Critics say aid should come with restrictions on share buybacks, characterized as 'symbol of corporate excess'
As governments around the world go from issuing travel advisories to announcing outright bans in the fight against coronavirus, the airline industry has been hit hard, with companies being forced to variously cut executive pay, lay off staff, and ground fleets. In the U.S., airline companies have asked for more than US$50 billion in government aid — and leaders want to tie a big string to that lifeline.
“President Trump has joined Democratic lawmakers demanding corporate aid include new restrictions on the stock buybacks that executives use to support the value of their shares,” reported the Wall Street Journal.
The call for such limitations comes after what the Journal described as “a yearslong campaign … to vilify the share buyback as a symbol of a corporate excess and a broken economy” run by progressive and populist politicians as well as academics.
Critics argue that in buying back stock, companies have prioritized increasing their share price — to the disproportionate benefit of shareholders and executives — over prudence. According to a report in Barrons, Delta Airlines bought back around US$2 billion of stock in 2019, and some US$11 billion since 2013. American Airlines, meanwhile, has reportedly bought back approximately US$12.4 billion since 2014.
Had the two airlines banked their ample profits from previous years instead of repurchasing shares, some critics say, both would have much more capital to spare and would be in a better position to weather the current crisis.
Other arguments have been advanced against buybacks more widely, including the suggestion that they waste company cash that should be reinvested in equipment or worker compensation.
“You can’t take a billion dollars of the money and just buy back your stock and increase the value,” Trump said at a Saturday briefing of its coronavirus task force, as per the Journal.
The comment echoed one from former Vice President Joe Biden, who said companies getting federal money would “have to focus on making sure that any aid they get does not go to buying back their stock.”
Not everyone’s a fan of such limits.
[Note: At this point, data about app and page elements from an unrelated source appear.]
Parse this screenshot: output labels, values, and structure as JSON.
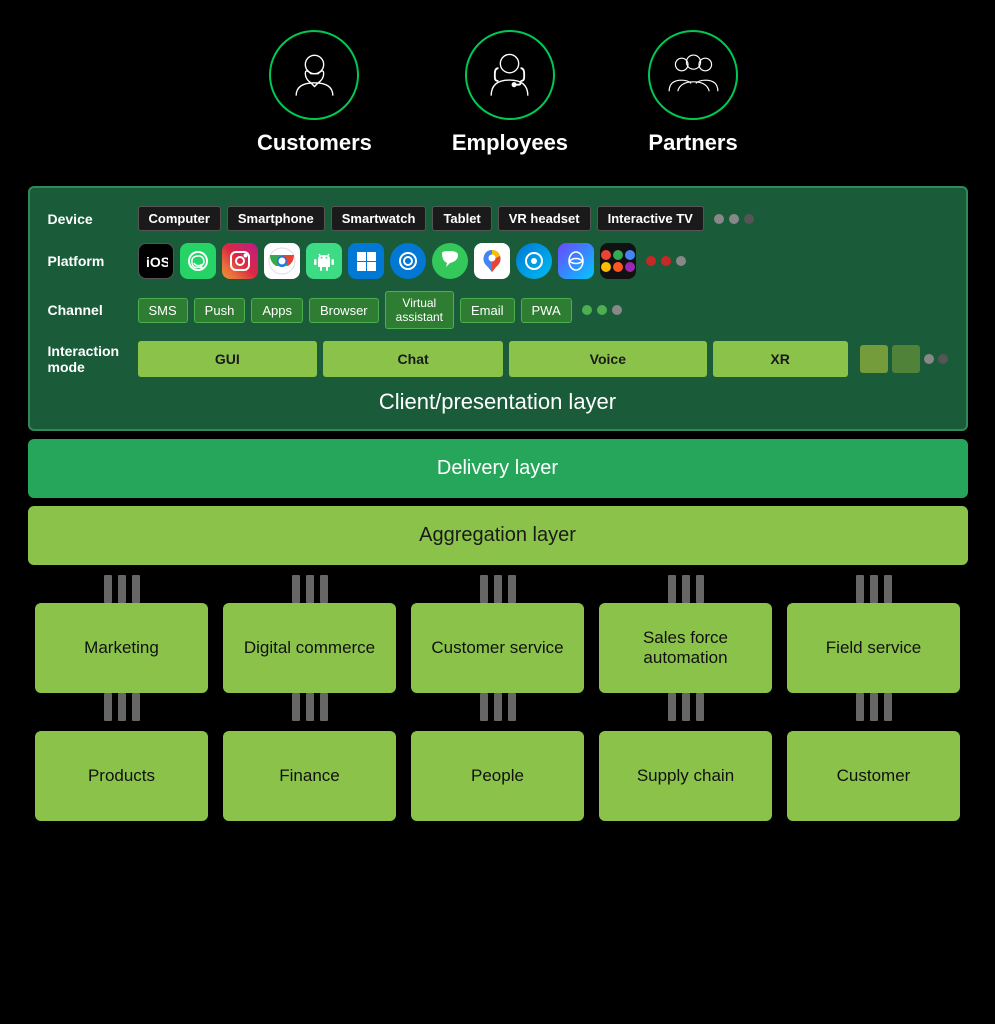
{
  "personas": [
    {
      "id": "customers",
      "label": "Customers",
      "icon": "customer"
    },
    {
      "id": "employees",
      "label": "Employees",
      "icon": "employee"
    },
    {
      "id": "partners",
      "label": "Partners",
      "icon": "partners"
    }
  ],
  "clientLayer": {
    "title": "Client/presentation layer",
    "rows": {
      "device": {
        "label": "Device",
        "items": [
          "Computer",
          "Smartphone",
          "Smartwatch",
          "Tablet",
          "VR headset",
          "Interactive TV"
        ]
      },
      "channel": {
        "label": "Channel",
        "items": [
          "SMS",
          "Push",
          "Apps",
          "Browser",
          "Virtual assistant",
          "Email",
          "PWA"
        ]
      },
      "interactionMode": {
        "label": "Interaction mode",
        "items": [
          "GUI",
          "Chat",
          "Voice",
          "XR"
        ]
      }
    }
  },
  "deliveryLayer": {
    "label": "Delivery layer"
  },
  "aggregationLayer": {
    "label": "Aggregation layer"
  },
  "topBoxes": [
    {
      "label": "Marketing"
    },
    {
      "label": "Digital commerce"
    },
    {
      "label": "Customer service"
    },
    {
      "label": "Sales force automation"
    },
    {
      "label": "Field service"
    }
  ],
  "bottomBoxes": [
    {
      "label": "Products"
    },
    {
      "label": "Finance"
    },
    {
      "label": "People"
    },
    {
      "label": "Supply chain"
    },
    {
      "label": "Customer"
    }
  ]
}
In a commentary published by the Journal, Trend Macrolytics CIO Donald L. Luskin and Hynes Capital CEO Chris Hynes argued that buybacks offer a flexible way to return value to shareholders: they can either get cash by selling some shares, or hold on to their shares.
“Paying money out to shareholders frees them to reinvest in new companies with big growth ideas,” the two added. “This is the best way to promote growth for the economy as a whole.”